Among the company's 550 clients are a Who's Who of industry, including Ford Motor Co., Sony Corp., Forbes and Universal Studios. Digex's revenue has risen to $70 million in the first six months of this year, compared with $22 million in the like period last year.
Ebbers said the Digex stake will speed his company's planned expansion into Web site hosting services and applications sector by 12 to 18 months, part of its effort to reach the digital generation.
"This is a very significant transaction for us," noted Ebbers, saying the deal leaves WorldCom poised to move in "a very significant new direction."
He said the companies would work together to create new products and services, though he said plans for those were incomplete.
Ebbers said Digex, which lost $60 million on $70 million in sales in the first six months of this year, will remain an independently run company. No management or other changes are expected, Digex executives said.

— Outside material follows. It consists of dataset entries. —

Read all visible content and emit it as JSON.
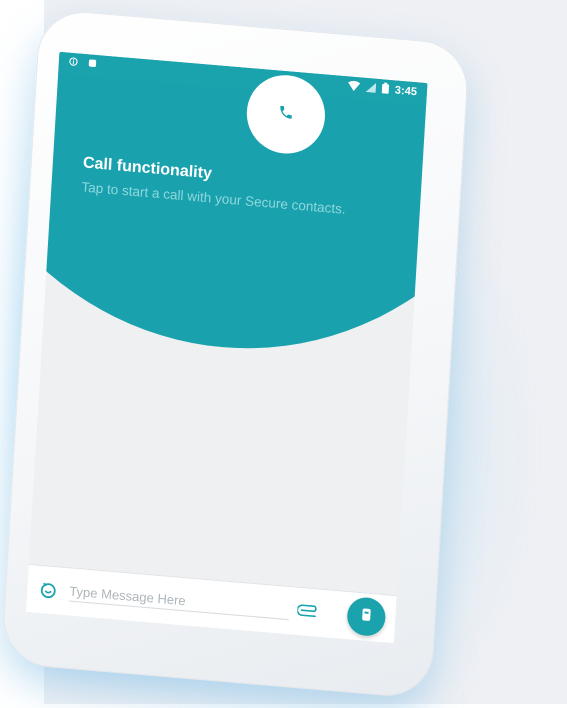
{
  "status_bar": {
    "left_icons": [
      "info-icon",
      "notification-icon"
    ],
    "right_icons": [
      "wifi-icon",
      "signal-icon",
      "battery-icon"
    ],
    "time": "3:45"
  },
  "onboarding": {
    "icon": "phone-icon",
    "title": "Call functionality",
    "description": "Tap to start a call with your Secure contacts."
  },
  "composer": {
    "emoji_icon": "emoji-icon",
    "placeholder": "Type Message Here",
    "value": "",
    "attach_icon": "attachment-icon",
    "send_icon": "send-icon"
  },
  "colors": {
    "accent": "#19a2ad",
    "background": "#eef0f4"
  }
}
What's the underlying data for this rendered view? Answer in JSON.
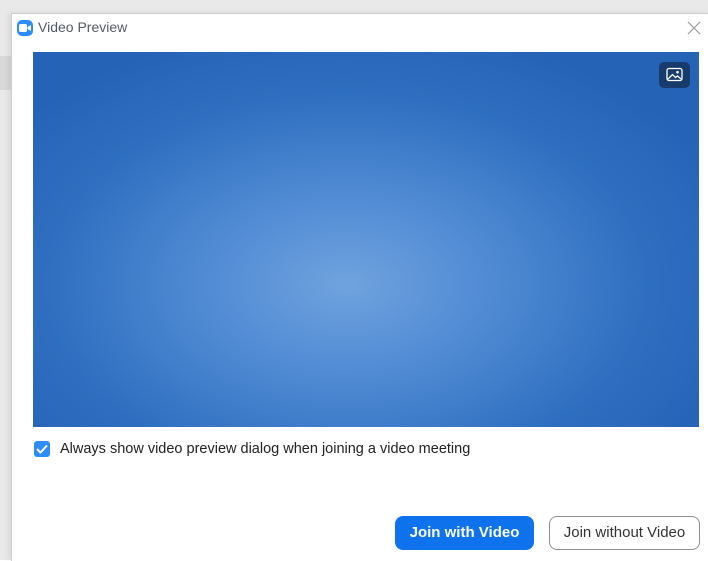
{
  "dialog": {
    "title": "Video Preview",
    "app_icon": "zoom-camera-icon",
    "close_icon": "close-icon"
  },
  "video": {
    "background_button_icon": "virtual-background-icon",
    "colors": {
      "center": "#6fa3df",
      "edge": "#2563b6"
    }
  },
  "options": {
    "always_show_preview": {
      "label": "Always show video preview dialog when joining a video meeting",
      "checked": true
    }
  },
  "actions": {
    "join_with_video": "Join with Video",
    "join_without_video": "Join without Video"
  },
  "colors": {
    "accent": "#0e72ed",
    "checkbox": "#2d8cff"
  }
}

Mark Shull, president and chief executive officer of Digex, said in an interview yesterday that a Digex relationship with WorldCom makes "a lot of strategic sense for us."
For one, he said, Digex gains access to WorldCom's global Internet network. WorldCom's UUNET Technologies Inc. operates one of the world's largest networks for carrying data over the Internet.
Also, said Shull, Digex will gain access to WorldCom's growing network of data centers - 28 by year's end - and the considerable financial resources needed for building and upgrading Web-based hosting network centers.
Bloomberg News contributed to this article.